Implementing DevOps as a culture requires transition from a well-structured to an unstructured IT organization. While implementing DevOps, I’ve learned that people have varying definitions of structured and unstructured IT organizations. After attempting to define both structured and unstructured IT organizations for my management team, I came to the conclusion that IT organizations can be categorized on a scale beginning with “chaos” and ending at “structured”.
Chaos is a state in which an organization lacks documentation, procedures, feedback, projects, defined tasks, and well-defined roles and responsibilities.
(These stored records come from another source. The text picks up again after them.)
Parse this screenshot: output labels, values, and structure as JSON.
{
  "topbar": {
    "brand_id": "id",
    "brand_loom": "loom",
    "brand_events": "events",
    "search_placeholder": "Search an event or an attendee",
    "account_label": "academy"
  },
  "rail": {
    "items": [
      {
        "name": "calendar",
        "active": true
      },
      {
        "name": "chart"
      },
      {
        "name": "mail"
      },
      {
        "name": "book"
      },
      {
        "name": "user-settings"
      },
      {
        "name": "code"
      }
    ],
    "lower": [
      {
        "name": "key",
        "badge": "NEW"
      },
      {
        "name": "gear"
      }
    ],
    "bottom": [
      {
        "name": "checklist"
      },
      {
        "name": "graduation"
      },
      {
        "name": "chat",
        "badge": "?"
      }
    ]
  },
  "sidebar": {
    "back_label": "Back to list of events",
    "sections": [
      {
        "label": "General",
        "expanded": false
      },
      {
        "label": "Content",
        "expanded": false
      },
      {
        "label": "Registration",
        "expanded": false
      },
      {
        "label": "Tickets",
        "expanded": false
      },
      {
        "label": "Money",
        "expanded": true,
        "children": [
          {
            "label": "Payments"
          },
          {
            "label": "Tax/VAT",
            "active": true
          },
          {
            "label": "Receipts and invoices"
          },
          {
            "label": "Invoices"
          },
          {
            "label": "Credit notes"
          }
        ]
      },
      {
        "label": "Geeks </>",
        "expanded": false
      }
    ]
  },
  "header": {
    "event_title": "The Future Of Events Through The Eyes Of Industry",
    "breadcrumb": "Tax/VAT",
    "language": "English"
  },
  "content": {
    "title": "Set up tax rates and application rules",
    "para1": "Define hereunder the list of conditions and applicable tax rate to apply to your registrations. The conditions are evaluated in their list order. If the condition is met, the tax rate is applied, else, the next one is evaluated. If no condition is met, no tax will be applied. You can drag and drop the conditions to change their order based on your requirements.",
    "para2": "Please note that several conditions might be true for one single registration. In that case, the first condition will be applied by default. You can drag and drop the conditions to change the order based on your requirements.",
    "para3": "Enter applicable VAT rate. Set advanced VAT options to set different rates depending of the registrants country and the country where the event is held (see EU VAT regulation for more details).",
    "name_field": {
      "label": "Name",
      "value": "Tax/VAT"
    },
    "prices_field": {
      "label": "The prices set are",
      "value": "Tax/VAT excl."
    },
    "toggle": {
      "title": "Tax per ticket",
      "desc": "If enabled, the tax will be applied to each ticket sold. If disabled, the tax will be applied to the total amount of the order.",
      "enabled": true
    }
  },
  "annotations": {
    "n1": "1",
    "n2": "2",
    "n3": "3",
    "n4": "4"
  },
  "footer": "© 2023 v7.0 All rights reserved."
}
In a nutshell, when an organization is in the chaos state, nothing is defined for individuals; they have the freedom to do what they want and to decide how it is they would like to achieve it. A start-up in its first months of operation would probably fit this definition.
On the other hand, structured organizations have very rigid and detailed documentation, projects, contiguous feedback, and defined tasks, roles, and responsibilities In essence, each individual’s work environment is defined for them; they know what is expected of them and exactly how they should perform in order to meet this expectation. Usually big enterprises, managing hundreds of thousands of employees, fit this description.
If “chaos” and “structured” are at opposite ends of the IT organization spectrum, I believe that an organization labeled as “unstructured” would fall somewhere between the two. Each one of the characteristics given in the above definitions of chaos and structured states will exist to a certain level in an unstructured organization. In order to successfully move your organization from “structured” to “unstructured”, it is necessary to come to an agreement with your management and staff as to what the definition of an “unstructured” organization in your specific company looks like.